Notice the amount of energy we spend in pointing fingers at others. “That person has no right to receive Holy Communion. I know who they are, I know the sins they’ve committed. How dare they get in line.” With similar statements the walls go up. We create a group that we consider worthy and a group that we consider unworthy. Any religion has the potential to become exclusive rather than inclusive. “We’re in and you’re out.” Such people are really not Christians because a Christian does not build walls but builds bridges. That’s exactly what Jesus did for the woman who was guilty—He made a bridge for her to step back into forgiveness.
Remember that the first person that she needed to forgive was herself. Imagine the embarrassment, the humiliation, the people laughing at her. But then they all left and no one could accuse her. When Jesus said, “Neither do I condemn you”—she was free. Or was she? Was she really free? At times we are our own worse judges. We have trouble believing that no one condemns us, not even God, especially God. “Too good to be true! Must be a catch. Sooner or later I will have to pay for my sins.” That’s a popular reaction when leaving the confessional. Forgiveness does not depend on whether or not we deserve to be forgiven. Forgiveness depends on whether or not we are willing to accept a gift. God forgives us for free. Yet, we spend sleepless nights punishing ourselves for sins that can never be undone, only forgiven. Time to get on with life, just like the woman caught in adultery. She was given another chance. Jesus gives us chances over and over. Our Lord never gets tired of forgiving us. We get tired of ourselves, of each other, but not God. God knows who we are, every one of our sins is known to Him and He still chooses to love us.

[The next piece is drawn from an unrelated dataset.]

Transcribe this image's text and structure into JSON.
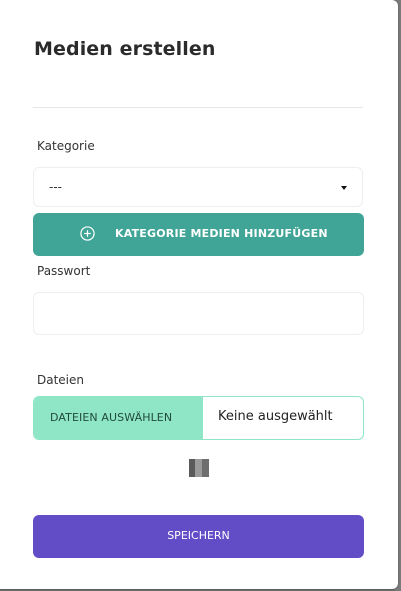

Fact is that sin is what unites us—like our belly button—we all have one. Oh happy fault—that because of sin—Christ came to save us. In Him we find forgiveness, never condemnation.